Its potential applications are broad, says study investigator Sven Dorkenwald, a graduate student in Seung’s lab. For example, researchers who study particular neurons can pinpoint those neurons’ connections in FlyWire and devise hypotheses about their function that could then be tested in living flies.

“I’m looking forward to seeing what people do and find,” Dorkenwald says. “That’s definitely part of the joy of working on this kind of data.”


he FlyWire team built the connectome from electron microscopy images of slices of an adult female fly brain that were published in 2018. Of the 127,978 neurons in the map, 114,423, or 89 percent, have connections only within the brain, a type of cell called an intrinsic neuron. In comparison, only about one-third of neurons in the fruit fly larva brain are intrinsic, according to a complete connectome of a 6-hour-old female fly, published in March.

Nearly 74,000, or 64 percent, of the adult intrinsic neurons are contained within the fly’s vision areas, or optic lobes, compared with about 32,000, or 28 percent, located in the central brain.

“I found that absolutely shocking,” says Michael Winding, group leader at the Francis Crick Institute in London, England, and an investigator on the larval fly connectome, who was not involved in the new work. “It really highlights how visual that animal is.”

The fruit fly larva has a simple eye and about 40 visual neurons, relying primarily on its sense of smell instead. Studying how the brain builds the visual system as the insect transitions from a larva to an adult could help elucidate how new circuits integrate into existing networks, Winding says, and how more complex brain structures evolved on top of older ones.

Making connections: Neurons and synapses in the antennal lobe are visualized in CATMAID, a tool for exploring the connectome data. The cyan and magenta dots indicate pre- and post-synaptic sites.

Within the visual system is a donut-shaped structure called the ellipsoid body that uses visual input to encode a sense of direction — a kind of “compass system,” says Sung Soo Kim, assistant professor of biology at the University of California, Santa Barbara and part of the FlyWire Consortium. When Kim first opened his lab in 2019, he wanted to know which neurons from the visual system feed into this compass and where, in turn, those neurons receive input from.

He decided to train his students to use the FlyWire platform to map them. By 2021, he realized they had mapped 70 percent of their neurons of interest. He decided they should finish the job.

By mapping all of these neurons, they’ve been able to make predictions about which types of neurons feed different types of information into the ellipsoid body — predictions they are now testing with methods such as electroencephalography. Kim and his colleagues plan to detail their findings in a preprint this month.
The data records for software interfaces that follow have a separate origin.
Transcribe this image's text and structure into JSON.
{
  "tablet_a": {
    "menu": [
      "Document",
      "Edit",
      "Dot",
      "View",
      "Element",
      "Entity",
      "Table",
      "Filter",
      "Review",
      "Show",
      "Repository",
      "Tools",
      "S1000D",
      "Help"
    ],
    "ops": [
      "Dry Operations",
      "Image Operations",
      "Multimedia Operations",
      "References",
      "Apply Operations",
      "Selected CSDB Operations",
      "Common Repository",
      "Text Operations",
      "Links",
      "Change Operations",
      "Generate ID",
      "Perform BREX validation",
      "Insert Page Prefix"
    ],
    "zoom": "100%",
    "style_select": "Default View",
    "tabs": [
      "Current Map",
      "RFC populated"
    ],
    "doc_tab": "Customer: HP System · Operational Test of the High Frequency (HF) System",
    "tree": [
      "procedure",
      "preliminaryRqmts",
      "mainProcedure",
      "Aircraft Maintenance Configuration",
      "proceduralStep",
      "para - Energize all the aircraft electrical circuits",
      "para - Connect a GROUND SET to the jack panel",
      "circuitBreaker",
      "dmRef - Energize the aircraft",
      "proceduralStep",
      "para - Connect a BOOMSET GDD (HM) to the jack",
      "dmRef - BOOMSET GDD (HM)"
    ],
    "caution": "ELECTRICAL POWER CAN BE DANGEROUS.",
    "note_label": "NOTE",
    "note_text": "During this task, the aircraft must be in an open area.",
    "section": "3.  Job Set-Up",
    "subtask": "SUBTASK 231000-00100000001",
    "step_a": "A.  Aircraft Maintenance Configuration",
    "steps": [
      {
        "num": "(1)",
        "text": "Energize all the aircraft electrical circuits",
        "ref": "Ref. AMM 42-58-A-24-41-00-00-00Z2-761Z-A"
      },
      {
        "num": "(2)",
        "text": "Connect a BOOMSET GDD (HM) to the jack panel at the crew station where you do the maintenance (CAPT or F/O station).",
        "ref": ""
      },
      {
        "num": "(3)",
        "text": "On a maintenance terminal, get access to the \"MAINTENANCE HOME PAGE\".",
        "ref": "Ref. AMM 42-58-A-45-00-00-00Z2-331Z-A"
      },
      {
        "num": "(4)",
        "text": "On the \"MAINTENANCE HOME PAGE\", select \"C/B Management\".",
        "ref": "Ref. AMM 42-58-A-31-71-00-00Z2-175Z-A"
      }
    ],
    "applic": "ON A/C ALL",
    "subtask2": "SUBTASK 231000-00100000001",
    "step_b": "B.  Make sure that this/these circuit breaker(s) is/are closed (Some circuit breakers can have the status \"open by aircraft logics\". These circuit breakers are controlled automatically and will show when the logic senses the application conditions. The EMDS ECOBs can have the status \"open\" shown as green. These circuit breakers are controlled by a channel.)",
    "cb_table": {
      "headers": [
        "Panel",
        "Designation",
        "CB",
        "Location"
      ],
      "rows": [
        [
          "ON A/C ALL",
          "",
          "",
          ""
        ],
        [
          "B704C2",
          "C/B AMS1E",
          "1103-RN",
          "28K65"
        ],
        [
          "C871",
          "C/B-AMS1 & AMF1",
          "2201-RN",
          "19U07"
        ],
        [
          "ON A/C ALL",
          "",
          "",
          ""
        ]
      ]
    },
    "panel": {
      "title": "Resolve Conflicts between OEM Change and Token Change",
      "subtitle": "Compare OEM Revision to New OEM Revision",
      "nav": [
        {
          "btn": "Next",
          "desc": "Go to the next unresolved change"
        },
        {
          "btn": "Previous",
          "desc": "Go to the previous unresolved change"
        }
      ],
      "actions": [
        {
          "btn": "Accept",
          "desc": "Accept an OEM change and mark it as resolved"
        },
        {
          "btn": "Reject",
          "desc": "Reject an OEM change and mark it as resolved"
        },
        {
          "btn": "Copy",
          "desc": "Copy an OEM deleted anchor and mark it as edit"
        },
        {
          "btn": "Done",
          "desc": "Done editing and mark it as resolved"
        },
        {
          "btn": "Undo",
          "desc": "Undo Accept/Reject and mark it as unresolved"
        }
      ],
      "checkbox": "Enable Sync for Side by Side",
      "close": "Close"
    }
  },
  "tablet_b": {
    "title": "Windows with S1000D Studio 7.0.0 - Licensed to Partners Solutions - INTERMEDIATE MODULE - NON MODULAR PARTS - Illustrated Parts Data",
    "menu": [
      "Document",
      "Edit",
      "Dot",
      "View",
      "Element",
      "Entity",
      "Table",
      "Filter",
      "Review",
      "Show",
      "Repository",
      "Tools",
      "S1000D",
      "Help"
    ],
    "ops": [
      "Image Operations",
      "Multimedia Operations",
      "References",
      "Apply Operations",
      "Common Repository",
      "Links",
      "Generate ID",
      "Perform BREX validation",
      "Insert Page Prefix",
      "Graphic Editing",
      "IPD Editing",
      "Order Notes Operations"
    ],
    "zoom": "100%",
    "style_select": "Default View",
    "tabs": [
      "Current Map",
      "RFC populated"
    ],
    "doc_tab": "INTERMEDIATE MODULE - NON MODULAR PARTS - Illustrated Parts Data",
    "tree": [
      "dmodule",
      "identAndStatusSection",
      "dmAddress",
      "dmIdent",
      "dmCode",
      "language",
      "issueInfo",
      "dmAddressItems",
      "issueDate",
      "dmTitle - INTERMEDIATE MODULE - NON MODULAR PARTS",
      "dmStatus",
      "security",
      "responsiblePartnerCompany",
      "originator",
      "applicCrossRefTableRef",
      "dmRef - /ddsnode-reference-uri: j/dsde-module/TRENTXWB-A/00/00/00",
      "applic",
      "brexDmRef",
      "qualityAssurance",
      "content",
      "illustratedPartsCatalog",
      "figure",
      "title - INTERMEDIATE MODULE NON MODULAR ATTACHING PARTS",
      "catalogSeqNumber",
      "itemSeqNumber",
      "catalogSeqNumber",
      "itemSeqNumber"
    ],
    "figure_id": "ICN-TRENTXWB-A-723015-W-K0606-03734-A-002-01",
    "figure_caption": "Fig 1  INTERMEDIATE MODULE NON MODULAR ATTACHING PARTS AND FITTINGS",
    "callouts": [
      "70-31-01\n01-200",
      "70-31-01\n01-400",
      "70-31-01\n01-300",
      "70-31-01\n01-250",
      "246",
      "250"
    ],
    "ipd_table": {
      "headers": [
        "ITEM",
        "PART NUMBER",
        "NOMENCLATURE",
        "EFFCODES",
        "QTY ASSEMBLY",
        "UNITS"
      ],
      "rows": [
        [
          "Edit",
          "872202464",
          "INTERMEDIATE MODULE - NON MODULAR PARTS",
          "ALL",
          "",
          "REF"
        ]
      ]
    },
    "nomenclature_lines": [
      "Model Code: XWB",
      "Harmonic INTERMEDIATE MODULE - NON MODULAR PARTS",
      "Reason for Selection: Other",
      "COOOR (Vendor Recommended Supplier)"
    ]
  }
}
“We are not doing this anymore in the darkness,” Kim says. “We can design our experiments informed by this anatomy.”


bout 65 percent of disease-related genes in people have homologs in fruit flies, Winding says, and many of those are related to brain development. Researchers who study neurodevelopment and conditions such as autism could mutate genes of interest in living flies, identify which neurons are affected by the mutation, and pinpoint their partners in the connectome to better understand the gene’s function, he says.

To explore how much variation exists between individual flies, researchers have begun to look at how the new connectome compares with the 2020 hemibrain. Some cell types are more consistent between the two brains than others, according to a companion FlyWire preprint also posted in June. One-third of the cells in the hemibrain could not be located in the new connectome, “cautioning against defining cell types based on single connectomes,” the investigators wrote.

“It’s a really nice first step into developing tools to compare brains,” Winding says. “As we get bigger and bigger brains, we’ll really have a foothold in what to do next.”

Dorkenwald says the consortium plans to publish more preprints in the coming months that more deeply analyze the connectome data.